Only 10 plans may cover all of a person's drugs and maybe only five are at the desired pharmacy, she said. "You keep narrowing things down."

Some people also may find in the screening process that they qualify for the Hawaii Prescription Care Program or the Medicaid Program, Cunningham said.

The process can be overwhelming, she added, "But if you take it piece by piece, it makes it a lot easier, and to know they have help out there, that they're not alone."


Know your needs
before calling

Before you call

>> Callers should know their zip code, be able describe their medicines and doses (such as Lipitor 20 mg., 30 tablets), what they pay monthly for each drug, their choice of a pharmacy or company providing mail-order services, whether they want low-cost or no-cost cards (fees may range from zero to $30 a year), and their total monthly income if they're interested in a $600 credit or other programs to help lower-income residents with drug costs.

>> Cards can be changed only once, between Nov. 15 and Dec. 31, unless the company offering the card stops it or a person moves to another state where it isn't any good.

What to ask

AARP suggests asking these questions about each discount card:

>> Does it provide discounts on each prescription drug you take?
>> How much will the card charge for each prescription?
>> Does your pharmacy accept the card?
>> Can you use the card during travel to other states?
>> Can you use it to get prescriptions through the mail?
>> What is the annual enrollment fee?

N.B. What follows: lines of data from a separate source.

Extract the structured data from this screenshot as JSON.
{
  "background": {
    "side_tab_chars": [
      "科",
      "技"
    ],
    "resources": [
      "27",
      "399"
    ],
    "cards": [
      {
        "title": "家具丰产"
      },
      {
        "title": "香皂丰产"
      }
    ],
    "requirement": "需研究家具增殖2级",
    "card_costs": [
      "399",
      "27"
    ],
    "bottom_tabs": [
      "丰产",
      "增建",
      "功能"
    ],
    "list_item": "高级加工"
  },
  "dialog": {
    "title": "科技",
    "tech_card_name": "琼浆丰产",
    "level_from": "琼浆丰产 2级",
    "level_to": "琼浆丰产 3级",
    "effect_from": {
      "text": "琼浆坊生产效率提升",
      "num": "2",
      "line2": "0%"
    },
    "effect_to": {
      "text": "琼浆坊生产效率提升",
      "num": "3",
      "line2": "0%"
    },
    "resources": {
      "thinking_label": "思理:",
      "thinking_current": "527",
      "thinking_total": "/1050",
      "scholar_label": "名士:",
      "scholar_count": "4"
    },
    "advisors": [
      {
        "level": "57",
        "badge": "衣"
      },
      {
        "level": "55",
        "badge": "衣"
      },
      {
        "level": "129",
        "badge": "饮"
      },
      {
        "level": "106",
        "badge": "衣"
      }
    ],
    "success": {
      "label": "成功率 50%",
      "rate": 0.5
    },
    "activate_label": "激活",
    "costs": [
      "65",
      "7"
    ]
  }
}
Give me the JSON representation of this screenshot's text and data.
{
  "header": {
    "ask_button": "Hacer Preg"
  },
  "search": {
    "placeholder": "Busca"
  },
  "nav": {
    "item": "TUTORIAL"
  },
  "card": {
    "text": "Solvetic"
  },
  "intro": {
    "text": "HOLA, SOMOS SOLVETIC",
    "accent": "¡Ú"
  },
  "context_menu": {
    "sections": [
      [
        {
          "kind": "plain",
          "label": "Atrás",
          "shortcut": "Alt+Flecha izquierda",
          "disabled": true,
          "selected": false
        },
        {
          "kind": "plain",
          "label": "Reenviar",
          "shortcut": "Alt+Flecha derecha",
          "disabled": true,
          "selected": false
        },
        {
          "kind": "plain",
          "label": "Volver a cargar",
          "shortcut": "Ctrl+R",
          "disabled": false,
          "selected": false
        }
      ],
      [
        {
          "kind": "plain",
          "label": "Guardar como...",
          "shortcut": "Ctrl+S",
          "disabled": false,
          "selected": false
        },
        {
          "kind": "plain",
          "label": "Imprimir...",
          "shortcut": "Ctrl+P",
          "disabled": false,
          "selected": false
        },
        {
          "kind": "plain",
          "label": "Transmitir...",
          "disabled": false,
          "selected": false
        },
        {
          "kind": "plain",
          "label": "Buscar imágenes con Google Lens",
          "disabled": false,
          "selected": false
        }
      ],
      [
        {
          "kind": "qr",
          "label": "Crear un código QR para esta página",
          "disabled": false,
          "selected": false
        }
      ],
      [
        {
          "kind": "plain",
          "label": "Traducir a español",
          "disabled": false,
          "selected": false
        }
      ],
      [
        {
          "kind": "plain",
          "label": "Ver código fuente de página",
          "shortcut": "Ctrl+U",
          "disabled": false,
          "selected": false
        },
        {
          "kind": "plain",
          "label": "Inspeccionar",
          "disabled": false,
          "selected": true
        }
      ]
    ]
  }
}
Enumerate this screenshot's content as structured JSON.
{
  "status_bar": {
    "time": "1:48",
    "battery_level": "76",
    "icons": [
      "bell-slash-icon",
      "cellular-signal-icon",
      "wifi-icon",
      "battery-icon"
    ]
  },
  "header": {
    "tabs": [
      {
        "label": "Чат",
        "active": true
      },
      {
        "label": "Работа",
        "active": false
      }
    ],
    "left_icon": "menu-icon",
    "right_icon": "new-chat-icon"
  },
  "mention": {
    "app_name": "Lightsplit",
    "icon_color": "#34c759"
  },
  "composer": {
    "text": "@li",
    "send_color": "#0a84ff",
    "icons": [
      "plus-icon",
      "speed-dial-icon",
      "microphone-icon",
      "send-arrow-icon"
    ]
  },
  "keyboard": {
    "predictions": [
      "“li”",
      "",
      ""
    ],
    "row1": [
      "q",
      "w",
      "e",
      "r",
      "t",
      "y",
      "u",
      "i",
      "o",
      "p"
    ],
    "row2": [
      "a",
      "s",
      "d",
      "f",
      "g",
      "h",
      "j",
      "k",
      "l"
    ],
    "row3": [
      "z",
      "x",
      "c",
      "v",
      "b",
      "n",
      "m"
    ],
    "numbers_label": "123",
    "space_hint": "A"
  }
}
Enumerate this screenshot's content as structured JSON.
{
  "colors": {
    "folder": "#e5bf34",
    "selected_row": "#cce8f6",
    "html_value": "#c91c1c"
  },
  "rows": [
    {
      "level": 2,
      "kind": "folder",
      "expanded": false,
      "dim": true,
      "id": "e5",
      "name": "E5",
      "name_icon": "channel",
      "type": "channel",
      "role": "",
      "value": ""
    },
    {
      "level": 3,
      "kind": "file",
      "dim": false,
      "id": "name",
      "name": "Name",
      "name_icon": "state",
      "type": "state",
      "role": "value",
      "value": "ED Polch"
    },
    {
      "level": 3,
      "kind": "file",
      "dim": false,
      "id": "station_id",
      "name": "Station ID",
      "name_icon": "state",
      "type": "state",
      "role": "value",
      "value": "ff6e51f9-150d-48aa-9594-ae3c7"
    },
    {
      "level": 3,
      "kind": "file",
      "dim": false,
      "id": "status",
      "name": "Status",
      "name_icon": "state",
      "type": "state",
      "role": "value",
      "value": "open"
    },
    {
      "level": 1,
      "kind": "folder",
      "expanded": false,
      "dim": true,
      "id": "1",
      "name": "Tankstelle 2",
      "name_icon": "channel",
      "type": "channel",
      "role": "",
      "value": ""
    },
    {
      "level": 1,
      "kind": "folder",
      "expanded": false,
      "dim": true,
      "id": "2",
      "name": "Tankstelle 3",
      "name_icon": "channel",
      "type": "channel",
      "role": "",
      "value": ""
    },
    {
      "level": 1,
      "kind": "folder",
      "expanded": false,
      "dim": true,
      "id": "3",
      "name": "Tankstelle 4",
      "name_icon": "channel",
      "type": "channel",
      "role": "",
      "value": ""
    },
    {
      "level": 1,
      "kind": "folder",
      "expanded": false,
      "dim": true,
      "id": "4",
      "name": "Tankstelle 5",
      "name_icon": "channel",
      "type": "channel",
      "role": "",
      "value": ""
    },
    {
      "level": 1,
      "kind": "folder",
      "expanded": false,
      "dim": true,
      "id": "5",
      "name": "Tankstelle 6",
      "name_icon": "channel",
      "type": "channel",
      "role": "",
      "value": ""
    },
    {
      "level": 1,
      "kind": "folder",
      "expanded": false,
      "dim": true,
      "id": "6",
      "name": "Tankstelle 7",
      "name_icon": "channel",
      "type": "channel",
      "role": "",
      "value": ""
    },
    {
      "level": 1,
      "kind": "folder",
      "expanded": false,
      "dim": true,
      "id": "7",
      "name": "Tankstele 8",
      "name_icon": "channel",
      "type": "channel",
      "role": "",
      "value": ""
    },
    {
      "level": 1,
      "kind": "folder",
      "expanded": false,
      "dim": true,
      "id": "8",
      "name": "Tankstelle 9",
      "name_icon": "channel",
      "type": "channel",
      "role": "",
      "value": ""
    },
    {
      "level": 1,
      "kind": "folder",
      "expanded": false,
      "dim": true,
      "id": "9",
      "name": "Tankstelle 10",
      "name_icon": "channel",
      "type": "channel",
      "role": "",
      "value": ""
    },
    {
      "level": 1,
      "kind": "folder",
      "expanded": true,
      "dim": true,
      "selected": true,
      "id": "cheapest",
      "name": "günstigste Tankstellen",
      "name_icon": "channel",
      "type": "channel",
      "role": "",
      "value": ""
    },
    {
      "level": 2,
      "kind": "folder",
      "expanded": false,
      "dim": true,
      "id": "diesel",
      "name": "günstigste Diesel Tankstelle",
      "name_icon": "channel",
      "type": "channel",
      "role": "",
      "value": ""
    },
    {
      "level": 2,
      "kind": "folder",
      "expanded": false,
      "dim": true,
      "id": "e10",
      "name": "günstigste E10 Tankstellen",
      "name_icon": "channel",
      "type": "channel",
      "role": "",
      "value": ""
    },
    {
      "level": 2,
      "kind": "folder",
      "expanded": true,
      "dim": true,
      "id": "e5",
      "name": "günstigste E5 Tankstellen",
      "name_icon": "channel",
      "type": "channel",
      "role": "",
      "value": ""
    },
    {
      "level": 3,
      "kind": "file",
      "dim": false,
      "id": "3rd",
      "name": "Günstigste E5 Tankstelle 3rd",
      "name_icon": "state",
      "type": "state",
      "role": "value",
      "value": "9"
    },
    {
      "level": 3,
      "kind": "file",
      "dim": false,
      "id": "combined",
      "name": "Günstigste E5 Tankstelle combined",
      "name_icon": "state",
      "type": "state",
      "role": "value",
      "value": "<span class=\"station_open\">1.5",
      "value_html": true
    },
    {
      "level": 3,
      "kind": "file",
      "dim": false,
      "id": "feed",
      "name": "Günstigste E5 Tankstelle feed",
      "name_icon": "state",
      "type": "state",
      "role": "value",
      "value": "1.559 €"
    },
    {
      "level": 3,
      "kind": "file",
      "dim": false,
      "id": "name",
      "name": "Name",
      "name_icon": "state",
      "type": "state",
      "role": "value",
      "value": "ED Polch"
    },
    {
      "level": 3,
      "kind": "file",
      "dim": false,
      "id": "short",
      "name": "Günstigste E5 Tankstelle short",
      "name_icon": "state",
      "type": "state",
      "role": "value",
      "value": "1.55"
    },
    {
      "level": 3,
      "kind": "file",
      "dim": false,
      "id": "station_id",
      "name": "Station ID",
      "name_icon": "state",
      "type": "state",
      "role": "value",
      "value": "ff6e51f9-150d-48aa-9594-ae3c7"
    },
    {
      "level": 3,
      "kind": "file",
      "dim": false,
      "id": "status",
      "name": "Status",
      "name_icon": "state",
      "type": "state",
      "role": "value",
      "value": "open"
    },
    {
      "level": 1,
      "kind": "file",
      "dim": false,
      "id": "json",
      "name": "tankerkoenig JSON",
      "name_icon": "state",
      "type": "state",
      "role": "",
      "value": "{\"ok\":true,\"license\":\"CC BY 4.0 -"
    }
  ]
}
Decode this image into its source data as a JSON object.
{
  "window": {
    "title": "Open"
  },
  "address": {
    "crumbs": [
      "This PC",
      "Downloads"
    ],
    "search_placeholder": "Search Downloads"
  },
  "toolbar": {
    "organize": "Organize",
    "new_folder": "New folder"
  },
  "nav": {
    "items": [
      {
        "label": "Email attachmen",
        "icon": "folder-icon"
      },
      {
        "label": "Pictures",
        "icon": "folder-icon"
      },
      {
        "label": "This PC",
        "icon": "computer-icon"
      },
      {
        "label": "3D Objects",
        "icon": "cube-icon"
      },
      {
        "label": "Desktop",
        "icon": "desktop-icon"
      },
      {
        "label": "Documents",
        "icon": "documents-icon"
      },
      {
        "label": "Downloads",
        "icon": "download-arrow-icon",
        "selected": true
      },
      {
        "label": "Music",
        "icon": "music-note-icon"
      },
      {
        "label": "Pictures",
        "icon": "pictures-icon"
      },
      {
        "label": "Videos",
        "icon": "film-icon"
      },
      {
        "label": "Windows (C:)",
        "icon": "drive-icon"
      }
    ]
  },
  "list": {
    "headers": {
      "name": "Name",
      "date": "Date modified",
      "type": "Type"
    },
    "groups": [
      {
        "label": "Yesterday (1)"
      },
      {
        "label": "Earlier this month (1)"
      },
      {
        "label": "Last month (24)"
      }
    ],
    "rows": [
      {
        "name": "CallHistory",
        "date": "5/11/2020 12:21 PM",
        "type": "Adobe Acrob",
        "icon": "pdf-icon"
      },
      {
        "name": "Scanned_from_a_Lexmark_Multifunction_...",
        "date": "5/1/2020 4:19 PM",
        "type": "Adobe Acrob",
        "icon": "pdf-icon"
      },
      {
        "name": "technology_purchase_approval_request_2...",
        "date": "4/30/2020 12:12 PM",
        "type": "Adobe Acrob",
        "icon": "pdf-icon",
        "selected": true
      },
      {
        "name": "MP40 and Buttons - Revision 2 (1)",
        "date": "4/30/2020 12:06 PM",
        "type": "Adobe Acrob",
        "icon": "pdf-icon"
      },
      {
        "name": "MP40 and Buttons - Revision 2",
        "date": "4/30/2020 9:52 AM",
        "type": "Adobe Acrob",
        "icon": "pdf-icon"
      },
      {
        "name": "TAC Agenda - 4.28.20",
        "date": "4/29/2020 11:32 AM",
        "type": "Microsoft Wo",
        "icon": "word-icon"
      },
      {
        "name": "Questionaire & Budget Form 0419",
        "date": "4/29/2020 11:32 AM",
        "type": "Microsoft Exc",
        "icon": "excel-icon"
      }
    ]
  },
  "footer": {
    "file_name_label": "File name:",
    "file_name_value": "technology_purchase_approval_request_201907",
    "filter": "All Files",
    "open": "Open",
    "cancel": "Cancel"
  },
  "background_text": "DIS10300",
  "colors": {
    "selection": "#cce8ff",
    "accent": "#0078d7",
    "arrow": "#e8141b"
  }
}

For information on the cost of drugs in the different plans, call the Medicare number or the drug discount sponsor.

Where to call for information

>> The Medicare toll-free hotline, (800) MEDICARE (633-4227), or TTY (887) 486-2408, or
>> Sage PLUS, state health insurance counseling program, 586-7299, or toll-free from the neighbor islands, (888) 875-9229.
>> AARP will provide information by telephone, (888) OUR-AARP or (888) 687-2277 or TTY (877) 434-7598.

The Centers for Medicare & Medicaid Services has added 400 customer service representatives to answer calls on its hotline. The best times to call are on Thursdays and Fridays or Sundays. Sage PLUS has 50 trained volunteers statewide who will provide one-on-one counseling and drug card comparisons by telephone or appointment.

Centers for Medicare & Medicaid Services



E-mail to City Desk


Text Site Directory:
[News] [Business] [Features] [Sports] [Editorial] [Do It Electric!]
[Classified Ads] [Search] [Subscribe] [Info] [Letter to Editor]
© 2004 Honolulu Star-Bulletin --